Action item: The answer must be the full listing, repeated exactly.
Start of Block
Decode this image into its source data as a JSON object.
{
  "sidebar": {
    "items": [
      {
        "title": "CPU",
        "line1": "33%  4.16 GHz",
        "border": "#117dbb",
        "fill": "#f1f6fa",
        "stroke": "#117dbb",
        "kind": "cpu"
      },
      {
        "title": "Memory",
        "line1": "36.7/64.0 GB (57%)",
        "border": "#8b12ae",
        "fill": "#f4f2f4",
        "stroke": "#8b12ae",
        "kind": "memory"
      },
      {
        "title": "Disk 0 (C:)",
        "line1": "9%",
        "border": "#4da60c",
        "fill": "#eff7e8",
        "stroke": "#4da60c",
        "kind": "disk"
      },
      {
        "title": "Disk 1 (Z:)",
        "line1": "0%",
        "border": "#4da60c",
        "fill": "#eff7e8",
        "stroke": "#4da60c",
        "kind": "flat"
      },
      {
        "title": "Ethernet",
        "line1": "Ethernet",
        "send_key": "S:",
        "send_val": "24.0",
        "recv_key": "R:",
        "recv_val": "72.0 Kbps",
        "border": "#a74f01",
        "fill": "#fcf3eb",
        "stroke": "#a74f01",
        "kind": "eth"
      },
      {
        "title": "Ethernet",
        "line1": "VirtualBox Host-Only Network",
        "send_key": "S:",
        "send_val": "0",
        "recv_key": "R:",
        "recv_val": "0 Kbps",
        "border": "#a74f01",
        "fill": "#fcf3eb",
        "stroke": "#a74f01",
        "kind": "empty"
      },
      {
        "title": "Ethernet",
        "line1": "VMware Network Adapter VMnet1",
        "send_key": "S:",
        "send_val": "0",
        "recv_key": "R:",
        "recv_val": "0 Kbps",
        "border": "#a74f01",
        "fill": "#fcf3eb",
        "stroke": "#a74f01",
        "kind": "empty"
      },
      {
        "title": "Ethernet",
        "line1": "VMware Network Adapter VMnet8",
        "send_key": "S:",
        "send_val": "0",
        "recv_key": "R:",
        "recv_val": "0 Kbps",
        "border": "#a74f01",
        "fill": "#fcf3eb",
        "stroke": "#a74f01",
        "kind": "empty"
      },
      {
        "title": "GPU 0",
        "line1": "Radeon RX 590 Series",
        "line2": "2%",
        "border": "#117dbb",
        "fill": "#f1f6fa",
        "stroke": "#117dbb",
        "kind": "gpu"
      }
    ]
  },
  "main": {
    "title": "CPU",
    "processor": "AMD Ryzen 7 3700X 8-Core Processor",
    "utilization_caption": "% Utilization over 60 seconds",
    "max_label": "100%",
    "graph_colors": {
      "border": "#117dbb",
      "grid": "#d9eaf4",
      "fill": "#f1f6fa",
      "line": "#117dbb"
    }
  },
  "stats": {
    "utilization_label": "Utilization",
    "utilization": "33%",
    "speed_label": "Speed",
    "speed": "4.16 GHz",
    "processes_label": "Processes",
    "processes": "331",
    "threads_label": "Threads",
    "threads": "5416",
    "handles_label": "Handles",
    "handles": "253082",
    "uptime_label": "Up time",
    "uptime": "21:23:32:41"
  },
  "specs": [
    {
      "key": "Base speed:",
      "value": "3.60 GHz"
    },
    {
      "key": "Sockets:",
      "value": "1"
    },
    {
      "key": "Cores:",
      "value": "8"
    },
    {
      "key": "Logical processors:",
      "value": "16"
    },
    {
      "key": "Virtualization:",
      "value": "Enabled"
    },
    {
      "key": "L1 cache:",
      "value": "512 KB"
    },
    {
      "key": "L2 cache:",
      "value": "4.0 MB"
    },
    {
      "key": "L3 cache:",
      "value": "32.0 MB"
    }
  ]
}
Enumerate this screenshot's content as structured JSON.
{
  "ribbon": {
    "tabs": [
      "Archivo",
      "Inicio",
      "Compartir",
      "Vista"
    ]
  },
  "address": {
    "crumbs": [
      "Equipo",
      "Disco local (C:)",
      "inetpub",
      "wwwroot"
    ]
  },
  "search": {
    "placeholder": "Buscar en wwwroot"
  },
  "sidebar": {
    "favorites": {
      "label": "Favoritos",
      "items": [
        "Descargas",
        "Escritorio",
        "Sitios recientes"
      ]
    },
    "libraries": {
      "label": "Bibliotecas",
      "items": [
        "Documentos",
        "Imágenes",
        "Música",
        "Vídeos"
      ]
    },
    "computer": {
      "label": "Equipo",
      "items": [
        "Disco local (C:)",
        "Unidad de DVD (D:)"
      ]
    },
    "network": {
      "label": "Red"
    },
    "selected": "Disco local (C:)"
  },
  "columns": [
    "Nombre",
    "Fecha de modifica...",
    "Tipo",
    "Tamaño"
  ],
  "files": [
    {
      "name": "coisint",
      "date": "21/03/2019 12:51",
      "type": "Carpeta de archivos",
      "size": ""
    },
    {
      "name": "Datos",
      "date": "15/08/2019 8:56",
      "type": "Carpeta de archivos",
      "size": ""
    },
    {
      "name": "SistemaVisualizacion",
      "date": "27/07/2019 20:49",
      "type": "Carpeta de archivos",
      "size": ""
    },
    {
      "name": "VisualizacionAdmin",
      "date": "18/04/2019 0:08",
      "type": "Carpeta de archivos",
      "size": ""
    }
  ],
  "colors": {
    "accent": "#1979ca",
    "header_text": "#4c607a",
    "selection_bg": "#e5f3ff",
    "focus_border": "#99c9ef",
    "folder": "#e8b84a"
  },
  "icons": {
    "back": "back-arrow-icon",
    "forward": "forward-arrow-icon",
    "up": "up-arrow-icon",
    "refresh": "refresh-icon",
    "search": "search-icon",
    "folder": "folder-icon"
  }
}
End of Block
Response for this exercise:
Decode this image into its source data as a JSON object.
{
  "sidebar": {
    "items": [
      {
        "title": "CPU",
        "line1": "33%  4.16 GHz",
        "border": "#117dbb",
        "fill": "#f1f6fa",
        "stroke": "#117dbb",
        "kind": "cpu"
      },
      {
        "title": "Memory",
        "line1": "36.7/64.0 GB (57%)",
        "border": "#8b12ae",
        "fill": "#f4f2f4",
        "stroke": "#8b12ae",
        "kind": "memory"
      },
      {
        "title": "Disk 0 (C:)",
        "line1": "9%",
        "border": "#4da60c",
        "fill": "#eff7e8",
        "stroke": "#4da60c",
        "kind": "disk"
      },
      {
        "title": "Disk 1 (Z:)",
        "line1": "0%",
        "border": "#4da60c",
        "fill": "#eff7e8",
        "stroke": "#4da60c",
        "kind": "flat"
      },
      {
        "title": "Ethernet",
        "line1": "Ethernet",
        "send_key": "S:",
        "send_val": "24.0",
        "recv_key": "R:",
        "recv_val": "72.0 Kbps",
        "border": "#a74f01",
        "fill": "#fcf3eb",
        "stroke": "#a74f01",
        "kind": "eth"
      },
      {
        "title": "Ethernet",
        "line1": "VirtualBox Host-Only Network",
        "send_key": "S:",
        "send_val": "0",
        "recv_key": "R:",
        "recv_val": "0 Kbps",
        "border": "#a74f01",
        "fill": "#fcf3eb",
        "stroke": "#a74f01",
        "kind": "empty"
      },
      {
        "title": "Ethernet",
        "line1": "VMware Network Adapter VMnet1",
        "send_key": "S:",
        "send_val": "0",
        "recv_key": "R:",
        "recv_val": "0 Kbps",
        "border": "#a74f01",
        "fill": "#fcf3eb",
        "stroke": "#a74f01",
        "kind": "empty"
      },
      {
        "title": "Ethernet",
        "line1": "VMware Network Adapter VMnet8",
        "send_key": "S:",
        "send_val": "0",
        "recv_key": "R:",
        "recv_val": "0 Kbps",
        "border": "#a74f01",
        "fill": "#fcf3eb",
        "stroke": "#a74f01",
        "kind": "empty"
      },
      {
        "title": "GPU 0",
        "line1": "Radeon RX 590 Series",
        "line2": "2%",
        "border": "#117dbb",
        "fill": "#f1f6fa",
        "stroke": "#117dbb",
        "kind": "gpu"
      }
    ]
  },
  "main": {
    "title": "CPU",
    "processor": "AMD Ryzen 7 3700X 8-Core Processor",
    "utilization_caption": "% Utilization over 60 seconds",
    "max_label": "100%",
    "graph_colors": {
      "border": "#117dbb",
      "grid": "#d9eaf4",
      "fill": "#f1f6fa",
      "line": "#117dbb"
    }
  },
  "stats": {
    "utilization_label": "Utilization",
    "utilization": "33%",
    "speed_label": "Speed",
    "speed": "4.16 GHz",
    "processes_label": "Processes",
    "processes": "331",
    "threads_label": "Threads",
    "threads": "5416",
    "handles_label": "Handles",
    "handles": "253082",
    "uptime_label": "Up time",
    "uptime": "21:23:32:41"
  },
  "specs": [
    {
      "key": "Base speed:",
      "value": "3.60 GHz"
    },
    {
      "key": "Sockets:",
      "value": "1"
    },
    {
      "key": "Cores:",
      "value": "8"
    },
    {
      "key": "Logical processors:",
      "value": "16"
    },
    {
      "key": "Virtualization:",
      "value": "Enabled"
    },
    {
      "key": "L1 cache:",
      "value": "512 KB"
    },
    {
      "key": "L2 cache:",
      "value": "4.0 MB"
    },
    {
      "key": "L3 cache:",
      "value": "32.0 MB"
    }
  ]
}
Enumerate this screenshot's content as structured JSON.
{
  "ribbon": {
    "tabs": [
      "Archivo",
      "Inicio",
      "Compartir",
      "Vista"
    ]
  },
  "address": {
    "crumbs": [
      "Equipo",
      "Disco local (C:)",
      "inetpub",
      "wwwroot"
    ]
  },
  "search": {
    "placeholder": "Buscar en wwwroot"
  },
  "sidebar": {
    "favorites": {
      "label": "Favoritos",
      "items": [
        "Descargas",
        "Escritorio",
        "Sitios recientes"
      ]
    },
    "libraries": {
      "label": "Bibliotecas",
      "items": [
        "Documentos",
        "Imágenes",
        "Música",
        "Vídeos"
      ]
    },
    "computer": {
      "label": "Equipo",
      "items": [
        "Disco local (C:)",
        "Unidad de DVD (D:)"
      ]
    },
    "network": {
      "label": "Red"
    },
    "selected": "Disco local (C:)"
  },
  "columns": [
    "Nombre",
    "Fecha de modifica...",
    "Tipo",
    "Tamaño"
  ],
  "files": [
    {
      "name": "coisint",
      "date": "21/03/2019 12:51",
      "type": "Carpeta de archivos",
      "size": ""
    },
    {
      "name": "Datos",
      "date": "15/08/2019 8:56",
      "type": "Carpeta de archivos",
      "size": ""
    },
    {
      "name": "SistemaVisualizacion",
      "date": "27/07/2019 20:49",
      "type": "Carpeta de archivos",
      "size": ""
    },
    {
      "name": "VisualizacionAdmin",
      "date": "18/04/2019 0:08",
      "type": "Carpeta de archivos",
      "size": ""
    }
  ],
  "colors": {
    "accent": "#1979ca",
    "header_text": "#4c607a",
    "selection_bg": "#e5f3ff",
    "focus_border": "#99c9ef",
    "folder": "#e8b84a"
  },
  "icons": {
    "back": "back-arrow-icon",
    "forward": "forward-arrow-icon",
    "up": "up-arrow-icon",
    "refresh": "refresh-icon",
    "search": "search-icon",
    "folder": "folder-icon"
  }
}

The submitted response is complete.